▶ [EXERCISE INSTRUCTIONS] Everything in the entries except the pictures should be copied exactly.

▶ [SOURCE DATA]

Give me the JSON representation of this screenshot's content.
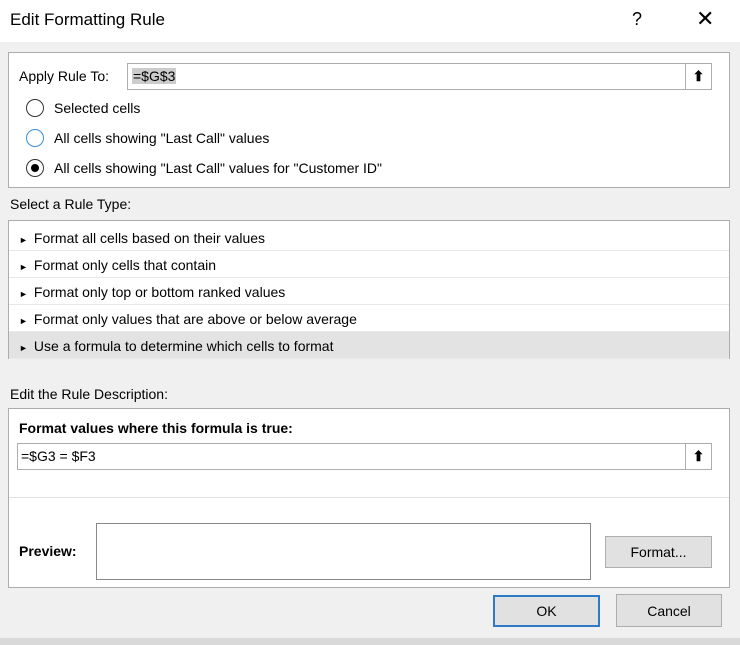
{
  "dialog": {
    "title": "Edit Formatting Rule",
    "help": "?",
    "close": "✕"
  },
  "apply": {
    "label": "Apply Rule To:",
    "value": "=$G$3",
    "upload_icon": "⬆"
  },
  "radios": [
    {
      "label": "Selected cells",
      "checked": false
    },
    {
      "label": "All cells showing \"Last Call\" values",
      "checked": false
    },
    {
      "label": "All cells showing \"Last Call\" values for \"Customer ID\"",
      "checked": true
    }
  ],
  "rule_type": {
    "label": "Select a Rule Type:",
    "items": [
      "Format all cells based on their values",
      "Format only cells that contain",
      "Format only top or bottom ranked values",
      "Format only values that are above or below average",
      "Use a formula to determine which cells to format"
    ],
    "selected": 4,
    "bullet": "►"
  },
  "description": {
    "label": "Edit the Rule Description:",
    "formula_label": "Format values where this formula is true:",
    "formula": "=$G3 = $F3",
    "preview_label": "Preview:",
    "format_button": "Format..."
  },
  "buttons": {
    "ok": "OK",
    "cancel": "Cancel"
  }
}
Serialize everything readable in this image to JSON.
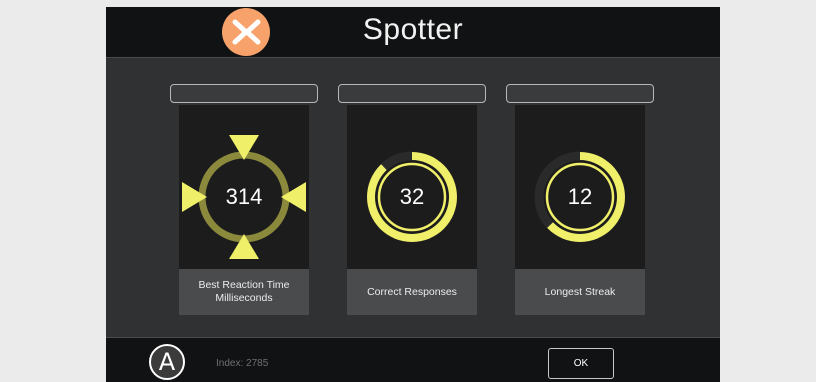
{
  "app": {
    "title": "Spotter",
    "logo_icon": "orange-chevron-logo-icon"
  },
  "colors": {
    "accent_yellow": "#f0ef6a",
    "ring_olive": "#8b8a3c",
    "logo_orange": "#f7a26a"
  },
  "cards": [
    {
      "value": "314",
      "label": "Best Reaction Time\nMilliseconds",
      "gauge": "reaction-target-icon"
    },
    {
      "value": "32",
      "label": "Correct Responses",
      "gauge": "progress-ring-icon",
      "fill_fraction": 0.88
    },
    {
      "value": "12",
      "label": "Longest Streak",
      "gauge": "progress-ring-icon",
      "fill_fraction": 0.63
    }
  ],
  "footer": {
    "badge": "A",
    "index_text": "Index: 2785",
    "ok_label": "OK"
  }
}
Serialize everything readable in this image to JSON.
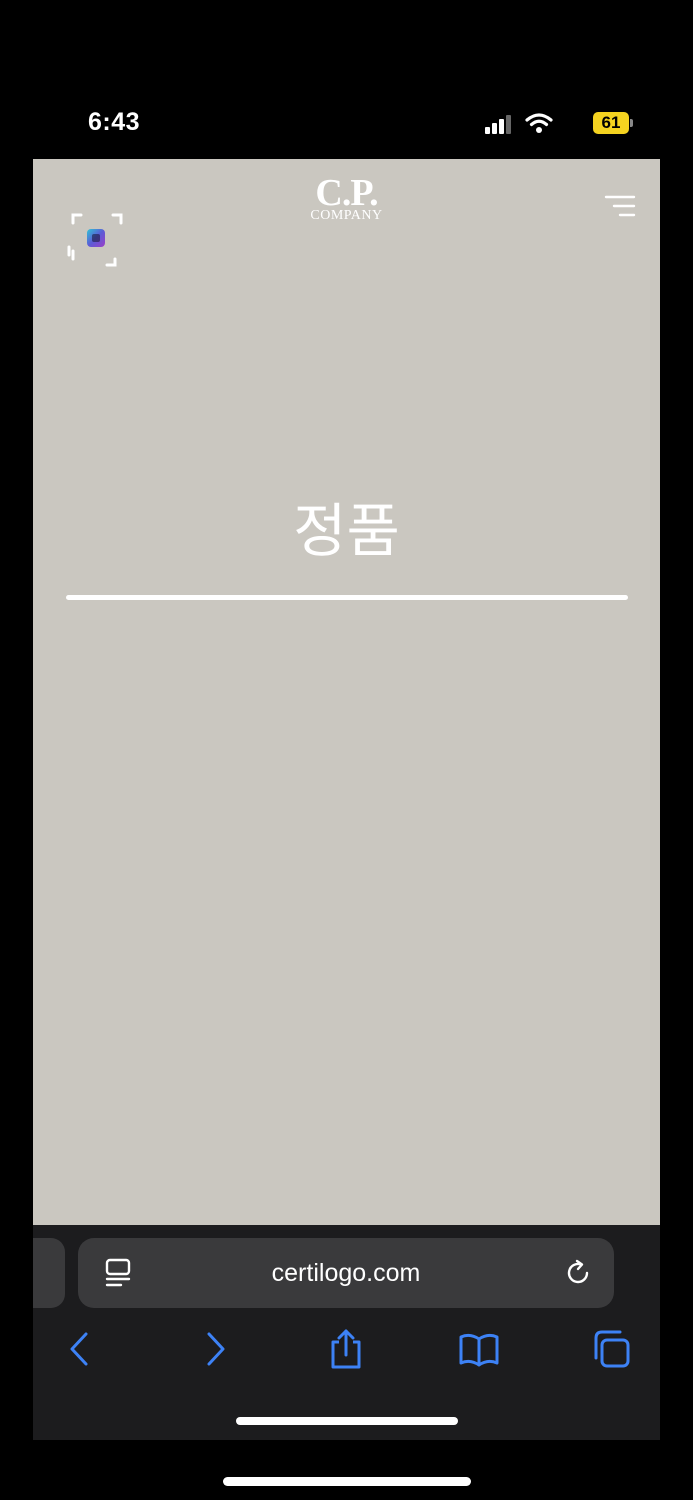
{
  "status_bar": {
    "time": "6:43",
    "battery_level": "61",
    "battery_color": "#f5d320",
    "signal_icon": "cellular-signal-icon",
    "wifi_icon": "wifi-icon"
  },
  "page": {
    "background": "#cac7c0",
    "logo": {
      "main": "C.P.",
      "sub": "COMPANY"
    },
    "headline": "정품",
    "icons": {
      "scan": "scan-icon",
      "menu": "hamburger-menu-icon"
    }
  },
  "browser": {
    "url": "certilogo.com",
    "icons": {
      "reader": "reader-view-icon",
      "reload": "reload-icon",
      "back": "back-chevron-icon",
      "forward": "forward-chevron-icon",
      "share": "share-icon",
      "bookmarks": "bookmarks-book-icon",
      "tabs": "tabs-icon"
    },
    "accent": "#3d82f6"
  }
}
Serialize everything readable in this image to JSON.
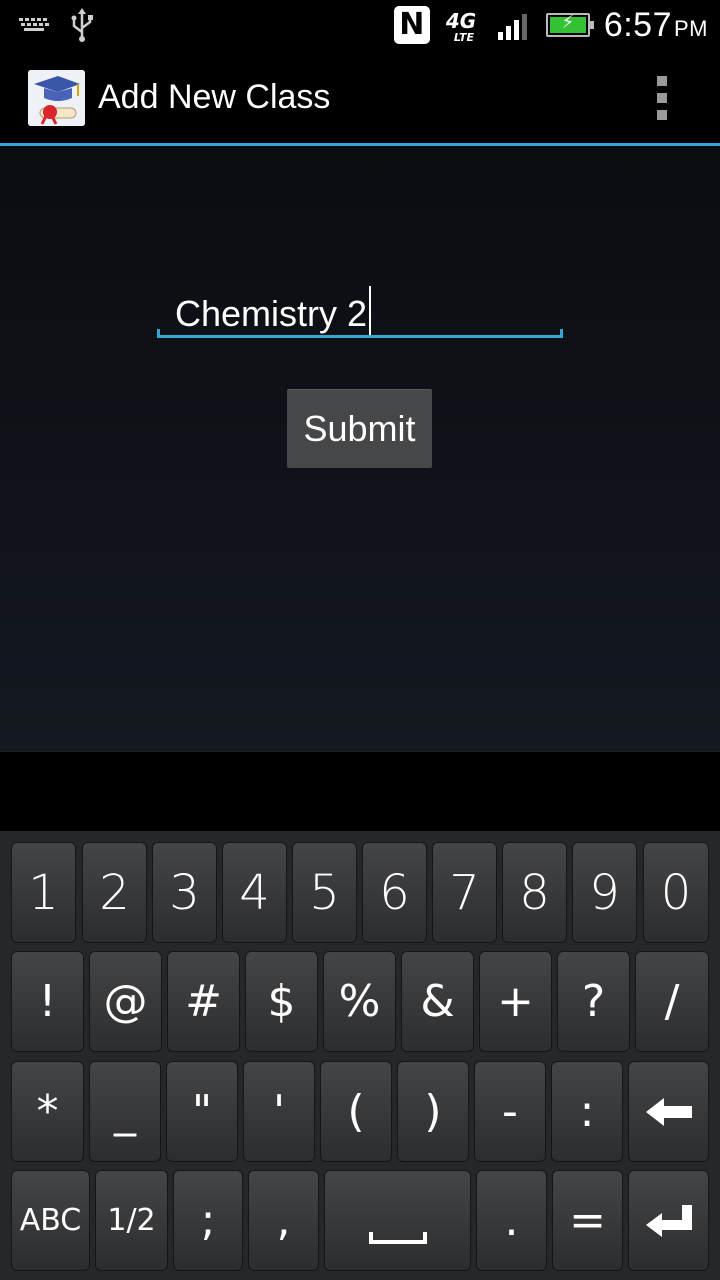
{
  "status_bar": {
    "time": "6:57",
    "ampm": "PM",
    "network": "4G",
    "network_sub": "LTE",
    "nfc": "N",
    "icons": [
      "keyboard-icon",
      "usb-icon",
      "nfc-icon",
      "lte-icon",
      "signal-icon",
      "battery-charging-icon"
    ]
  },
  "action_bar": {
    "title": "Add New Class",
    "app_icon": "graduation-cap-diploma-icon",
    "overflow_icon": "overflow-menu-icon"
  },
  "form": {
    "class_name_value": "Chemistry 2",
    "submit_label": "Submit"
  },
  "keyboard": {
    "row1": [
      "1",
      "2",
      "3",
      "4",
      "5",
      "6",
      "7",
      "8",
      "9",
      "0"
    ],
    "row2": [
      "!",
      "@",
      "#",
      "$",
      "%",
      "&",
      "+",
      "?",
      "/"
    ],
    "row3": [
      "*",
      "_",
      "\"",
      "'",
      "(",
      ")",
      "-",
      ":"
    ],
    "row4": [
      "ABC",
      "1/2",
      ";",
      ",",
      ".",
      "="
    ],
    "backspace_icon": "backspace-icon",
    "enter_icon": "enter-icon",
    "space_icon": "space-bar-icon"
  },
  "colors": {
    "accent": "#33a6d6",
    "button": "#464749",
    "battery": "#33c233"
  }
}
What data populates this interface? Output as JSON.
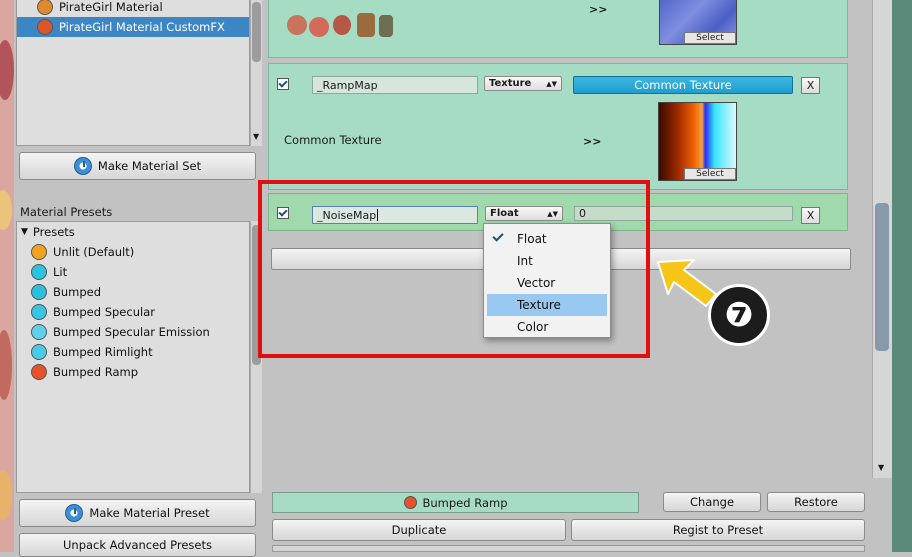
{
  "hierarchy": {
    "items": [
      {
        "label": "PirateGirl Material",
        "color": "#e08a2c"
      },
      {
        "label": "PirateGirl Material CustomFX",
        "color": "#d9562a"
      }
    ]
  },
  "buttons": {
    "make_material_set": "Make Material Set",
    "make_material_preset": "Make Material Preset",
    "unpack_advanced_presets": "Unpack Advanced Presets",
    "change": "Change",
    "restore": "Restore",
    "duplicate": "Duplicate",
    "regist_to_preset": "Regist to Preset",
    "current_preset": "Bumped Ramp"
  },
  "presets": {
    "header": "Material Presets",
    "group": "Presets",
    "items": [
      {
        "label": "Unlit (Default)",
        "color": "#f2a21f"
      },
      {
        "label": "Lit",
        "color": "#2bc3de"
      },
      {
        "label": "Bumped",
        "color": "#2bbfe0"
      },
      {
        "label": "Bumped Specular",
        "color": "#36c6e6"
      },
      {
        "label": "Bumped Specular Emission",
        "color": "#5cd0ec"
      },
      {
        "label": "Bumped Rimlight",
        "color": "#48cbe8"
      },
      {
        "label": "Bumped Ramp",
        "color": "#e8522a"
      }
    ]
  },
  "properties": {
    "top_arrow": ">>",
    "select_label": "Select",
    "ramp": {
      "name": "_RampMap",
      "type": "Texture",
      "common_button": "Common Texture",
      "common_label": "Common Texture",
      "arrow": ">>"
    },
    "noise": {
      "name": "_NoiseMap",
      "type": "Float",
      "value": "0"
    },
    "remove": "X"
  },
  "type_menu": {
    "items": [
      "Float",
      "Int",
      "Vector",
      "Texture",
      "Color"
    ],
    "checked": "Float",
    "highlighted": "Texture"
  },
  "callout": {
    "number": "❼",
    "frame_color": "#e01010",
    "arrow_color": "#f5c518"
  }
}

▶ [RESPONSE TO THE EXERCISE]
Give me the JSON representation of this screenshot's content.
{
  "dialog": {
    "title": "Edit Formatting Rule",
    "help": "?",
    "close": "✕"
  },
  "apply": {
    "label": "Apply Rule To:",
    "value": "=$G$3",
    "upload_icon": "⬆"
  },
  "radios": [
    {
      "label": "Selected cells",
      "checked": false
    },
    {
      "label": "All cells showing \"Last Call\" values",
      "checked": false
    },
    {
      "label": "All cells showing \"Last Call\" values for \"Customer ID\"",
      "checked": true
    }
  ],
  "rule_type": {
    "label": "Select a Rule Type:",
    "items": [
      "Format all cells based on their values",
      "Format only cells that contain",
      "Format only top or bottom ranked values",
      "Format only values that are above or below average",
      "Use a formula to determine which cells to format"
    ],
    "selected": 4,
    "bullet": "►"
  },
  "description": {
    "label": "Edit the Rule Description:",
    "formula_label": "Format values where this formula is true:",
    "formula": "=$G3 = $F3",
    "preview_label": "Preview:",
    "format_button": "Format..."
  },
  "buttons": {
    "ok": "OK",
    "cancel": "Cancel"
  }
}
Serialize everything readable in this image to JSON.
{
  "app": {
    "title": "Spotter",
    "logo_icon": "orange-chevron-logo-icon"
  },
  "colors": {
    "accent_yellow": "#f0ef6a",
    "ring_olive": "#8b8a3c",
    "logo_orange": "#f7a26a"
  },
  "cards": [
    {
      "value": "314",
      "label": "Best Reaction Time\nMilliseconds",
      "gauge": "reaction-target-icon"
    },
    {
      "value": "32",
      "label": "Correct Responses",
      "gauge": "progress-ring-icon",
      "fill_fraction": 0.88
    },
    {
      "value": "12",
      "label": "Longest Streak",
      "gauge": "progress-ring-icon",
      "fill_fraction": 0.63
    }
  ],
  "footer": {
    "badge": "A",
    "index_text": "Index: 2785",
    "ok_label": "OK"
  }
}
Serialize everything readable in this image to JSON.
{
  "status_bar": {
    "time": "6:43",
    "battery_level": "61",
    "battery_color": "#f5d320",
    "signal_icon": "cellular-signal-icon",
    "wifi_icon": "wifi-icon"
  },
  "page": {
    "background": "#cac7c0",
    "logo": {
      "main": "C.P.",
      "sub": "COMPANY"
    },
    "headline": "정품",
    "icons": {
      "scan": "scan-icon",
      "menu": "hamburger-menu-icon"
    }
  },
  "browser": {
    "url": "certilogo.com",
    "icons": {
      "reader": "reader-view-icon",
      "reload": "reload-icon",
      "back": "back-chevron-icon",
      "forward": "forward-chevron-icon",
      "share": "share-icon",
      "bookmarks": "bookmarks-book-icon",
      "tabs": "tabs-icon"
    },
    "accent": "#3d82f6"
  }
}
Serialize everything readable in this image to JSON.
{
  "status_bar": {
    "time": "6:57",
    "ampm": "PM",
    "network": "4G",
    "network_sub": "LTE",
    "nfc": "N",
    "icons": [
      "keyboard-icon",
      "usb-icon",
      "nfc-icon",
      "lte-icon",
      "signal-icon",
      "battery-charging-icon"
    ]
  },
  "action_bar": {
    "title": "Add New Class",
    "app_icon": "graduation-cap-diploma-icon",
    "overflow_icon": "overflow-menu-icon"
  },
  "form": {
    "class_name_value": "Chemistry 2",
    "submit_label": "Submit"
  },
  "keyboard": {
    "row1": [
      "1",
      "2",
      "3",
      "4",
      "5",
      "6",
      "7",
      "8",
      "9",
      "0"
    ],
    "row2": [
      "!",
      "@",
      "#",
      "$",
      "%",
      "&",
      "+",
      "?",
      "/"
    ],
    "row3": [
      "*",
      "_",
      "\"",
      "'",
      "(",
      ")",
      "-",
      ":"
    ],
    "row4": [
      "ABC",
      "1/2",
      ";",
      ",",
      ".",
      "="
    ],
    "backspace_icon": "backspace-icon",
    "enter_icon": "enter-icon",
    "space_icon": "space-bar-icon"
  },
  "colors": {
    "accent": "#33a6d6",
    "button": "#464749",
    "battery": "#33c233"
  }
}
What data populates this interface? Output as JSON.
{
  "hierarchy": {
    "items": [
      {
        "label": "PirateGirl Material",
        "color": "#e08a2c"
      },
      {
        "label": "PirateGirl Material CustomFX",
        "color": "#d9562a"
      }
    ]
  },
  "buttons": {
    "make_material_set": "Make Material Set",
    "make_material_preset": "Make Material Preset",
    "unpack_advanced_presets": "Unpack Advanced Presets",
    "change": "Change",
    "restore": "Restore",
    "duplicate": "Duplicate",
    "regist_to_preset": "Regist to Preset",
    "current_preset": "Bumped Ramp"
  },
  "presets": {
    "header": "Material Presets",
    "group": "Presets",
    "items": [
      {
        "label": "Unlit (Default)",
        "color": "#f2a21f"
      },
      {
        "label": "Lit",
        "color": "#2bc3de"
      },
      {
        "label": "Bumped",
        "color": "#2bbfe0"
      },
      {
        "label": "Bumped Specular",
        "color": "#36c6e6"
      },
      {
        "label": "Bumped Specular Emission",
        "color": "#5cd0ec"
      },
      {
        "label": "Bumped Rimlight",
        "color": "#48cbe8"
      },
      {
        "label": "Bumped Ramp",
        "color": "#e8522a"
      }
    ]
  },
  "properties": {
    "top_arrow": ">>",
    "select_label": "Select",
    "ramp": {
      "name": "_RampMap",
      "type": "Texture",
      "common_button": "Common Texture",
      "common_label": "Common Texture",
      "arrow": ">>"
    },
    "noise": {
      "name": "_NoiseMap",
      "type": "Float",
      "value": "0"
    },
    "remove": "X"
  },
  "type_menu": {
    "items": [
      "Float",
      "Int",
      "Vector",
      "Texture",
      "Color"
    ],
    "checked": "Float",
    "highlighted": "Texture"
  },
  "callout": {
    "number": "❼",
    "frame_color": "#e01010",
    "arrow_color": "#f5c518"
  }
}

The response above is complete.